Tesla Model 3 is the company’s major mass market moment, but even Elon Musk can’t stop crashes from happening. The CEO revealed on Wednesday that Tesla plans to boost body repairs to ensure consumers involved in accidents can return to the road faster. It’s part of a major push throughout the business to make moving the Model 3 faster than ever.
Musk made the announcement in response to Twitter user Adam Whiting, who complained that he received his Model 3 in February and got hit on June 11, only to be told by the repair store that the parts won’t be ready until September 6 despite the car sitting in the shop for 50 days. Whiting also claimed the service center at Chandler, Arizona, has been waiting for a quarter panel for over 100 days. Musk claimed that Tesla body shops are “ramping up fast” with plans to move from over 30 days using repair shops to same-day repairs at service centers. The company will reach this goal using pre-stocked parts.
The news comes just days after Musk personally delivered a Model 3 to Devin Scott in Los Angeles, debuting a new fast delivery system aimed at getting more of the 5,000 per week Model 3s produced into the hands of the 400,000 or so $1,000 reservation holders. The new delivery system cuts the plastic packaging, and means cars will ship directly to consumers in a sealed vehicle from the factory instead of first stopping at a delivery hub.
Musk has also floated other ideas to keep the Model 3 project running smoothly, as the company works to mass produce the cheaper electric car alongside its regular weekly production of 2,000 Model S and X editions. Another idea suggested by Musk is “sign and drive” where buyers can drive away after signing paperwork in just five minutes as opposed to the hour-long appointment at delivery centers. Musk has also suggested Tesla could eliminate contracts using smartphones.
Tesla is set to report its latest quarterly earnings on Wednesday at 2:30 p.m. Pacific time. The company will provide details about the first 12 months of Model 3 production, and analysts are expected to grill Musk for further details about the project.
If last quarter’s call is anything to go by, it could prove dramatic.

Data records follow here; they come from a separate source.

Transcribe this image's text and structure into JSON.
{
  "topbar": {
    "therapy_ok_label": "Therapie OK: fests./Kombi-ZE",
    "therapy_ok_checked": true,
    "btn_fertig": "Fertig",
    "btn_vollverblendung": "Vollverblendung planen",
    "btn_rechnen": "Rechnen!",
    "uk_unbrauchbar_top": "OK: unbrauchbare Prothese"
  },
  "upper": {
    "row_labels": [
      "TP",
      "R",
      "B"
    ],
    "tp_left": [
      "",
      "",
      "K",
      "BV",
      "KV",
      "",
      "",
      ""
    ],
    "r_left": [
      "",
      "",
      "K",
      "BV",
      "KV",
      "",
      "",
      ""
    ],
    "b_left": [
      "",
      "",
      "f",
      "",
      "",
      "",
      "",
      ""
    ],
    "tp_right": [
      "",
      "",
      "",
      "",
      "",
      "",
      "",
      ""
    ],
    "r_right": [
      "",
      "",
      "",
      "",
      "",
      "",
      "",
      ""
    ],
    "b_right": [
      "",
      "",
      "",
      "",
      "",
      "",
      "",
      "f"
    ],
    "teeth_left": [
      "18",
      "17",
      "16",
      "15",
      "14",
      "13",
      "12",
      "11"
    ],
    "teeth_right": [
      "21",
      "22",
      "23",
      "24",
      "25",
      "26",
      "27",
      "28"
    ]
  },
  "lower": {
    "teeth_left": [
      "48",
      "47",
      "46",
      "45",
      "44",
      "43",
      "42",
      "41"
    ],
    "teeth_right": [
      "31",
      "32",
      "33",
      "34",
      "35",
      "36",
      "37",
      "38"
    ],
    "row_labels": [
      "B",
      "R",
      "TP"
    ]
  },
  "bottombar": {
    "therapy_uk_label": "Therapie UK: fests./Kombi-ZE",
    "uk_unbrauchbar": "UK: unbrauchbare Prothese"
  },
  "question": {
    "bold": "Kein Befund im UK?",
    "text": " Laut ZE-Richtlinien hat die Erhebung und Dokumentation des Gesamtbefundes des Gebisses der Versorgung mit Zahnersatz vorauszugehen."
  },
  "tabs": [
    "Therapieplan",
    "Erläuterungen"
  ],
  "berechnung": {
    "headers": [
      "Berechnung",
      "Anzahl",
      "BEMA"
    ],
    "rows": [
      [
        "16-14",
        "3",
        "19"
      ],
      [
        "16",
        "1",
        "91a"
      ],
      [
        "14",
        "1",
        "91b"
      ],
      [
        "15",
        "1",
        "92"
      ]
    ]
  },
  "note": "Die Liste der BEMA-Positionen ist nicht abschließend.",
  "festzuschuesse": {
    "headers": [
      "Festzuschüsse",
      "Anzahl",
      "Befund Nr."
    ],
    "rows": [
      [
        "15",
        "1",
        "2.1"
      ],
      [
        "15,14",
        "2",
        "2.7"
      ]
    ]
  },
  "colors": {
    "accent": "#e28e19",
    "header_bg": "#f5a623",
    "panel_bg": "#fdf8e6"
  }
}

Musk cut analysts short during the May call by deriding their questions as “boring” and “boneheaded.”